About this task: Start to finish, print the entries exactly, and carry none of the pictures over.

Supplied material:
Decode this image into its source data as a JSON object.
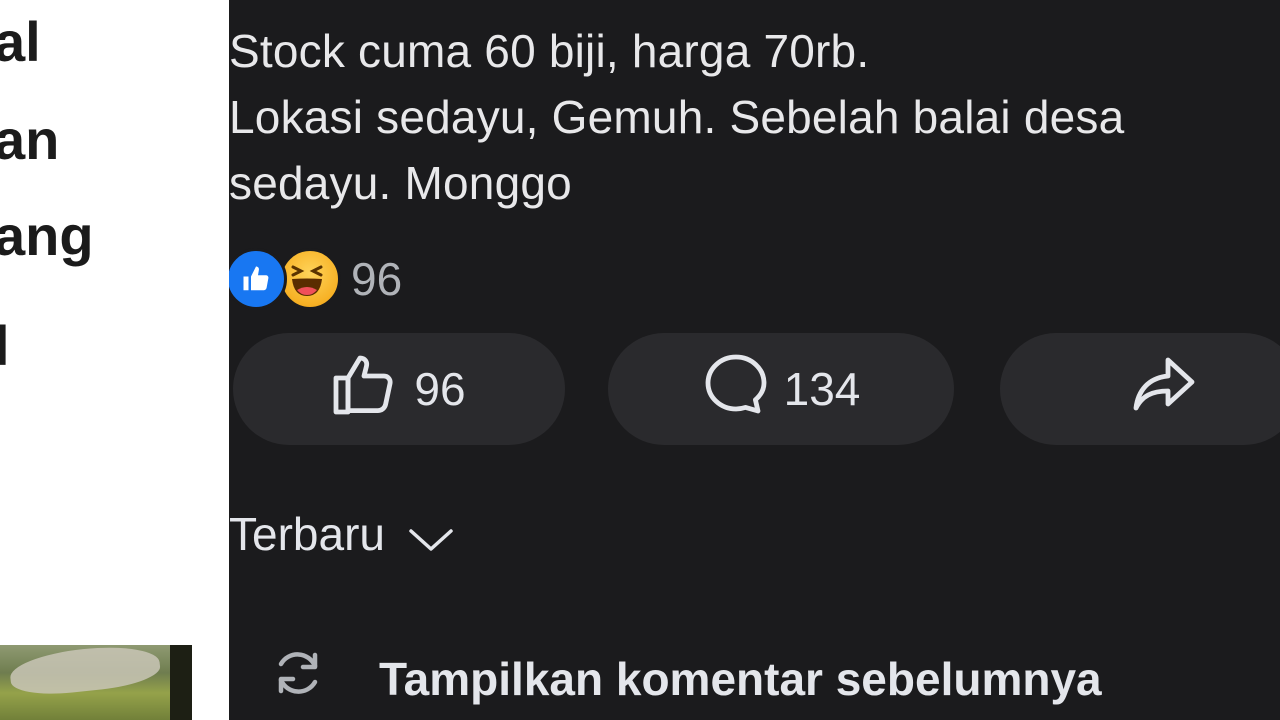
{
  "article": {
    "lines": [
      "al",
      "an",
      "ang",
      "l"
    ]
  },
  "post": {
    "lines": [
      "Stock cuma 60 biji, harga 70rb.",
      "Lokasi sedayu, Gemuh. Sebelah balai desa",
      "sedayu. Monggo"
    ]
  },
  "reactions": {
    "icons": [
      "like-icon",
      "haha-icon"
    ],
    "count": "96"
  },
  "actions": {
    "like_count": "96",
    "comment_count": "134",
    "share_icon": "share-arrow-icon"
  },
  "comments": {
    "sort_label": "Terbaru",
    "show_previous_label": "Tampilkan komentar sebelumnya"
  },
  "colors": {
    "background": "#1b1b1d",
    "button": "#2a2a2d",
    "like_blue": "#1877f2",
    "haha_yellow": "#f7b125",
    "text": "#e4e6eb",
    "muted": "#b0b3b8"
  }
}
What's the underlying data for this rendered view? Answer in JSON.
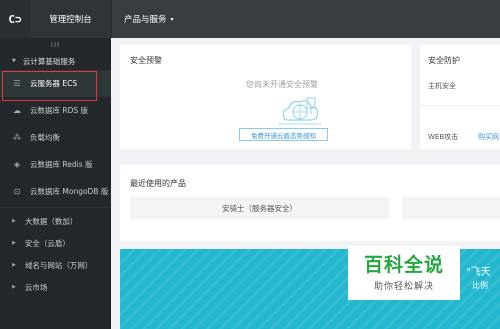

Response area:
Decode this image into its source data as a JSON object.
{
  "article": {
    "lines": [
      "al",
      "an",
      "ang",
      "l"
    ]
  },
  "post": {
    "lines": [
      "Stock cuma 60 biji, harga 70rb.",
      "Lokasi sedayu, Gemuh. Sebelah balai desa",
      "sedayu. Monggo"
    ]
  },
  "reactions": {
    "icons": [
      "like-icon",
      "haha-icon"
    ],
    "count": "96"
  },
  "actions": {
    "like_count": "96",
    "comment_count": "134",
    "share_icon": "share-arrow-icon"
  },
  "comments": {
    "sort_label": "Terbaru",
    "show_previous_label": "Tampilkan komentar sebelumnya"
  },
  "colors": {
    "background": "#1b1b1d",
    "button": "#2a2a2d",
    "like_blue": "#1877f2",
    "haha_yellow": "#f7b125",
    "text": "#e4e6eb",
    "muted": "#b0b3b8"
  }
}
What's the underlying data for this rendered view? Answer in JSON.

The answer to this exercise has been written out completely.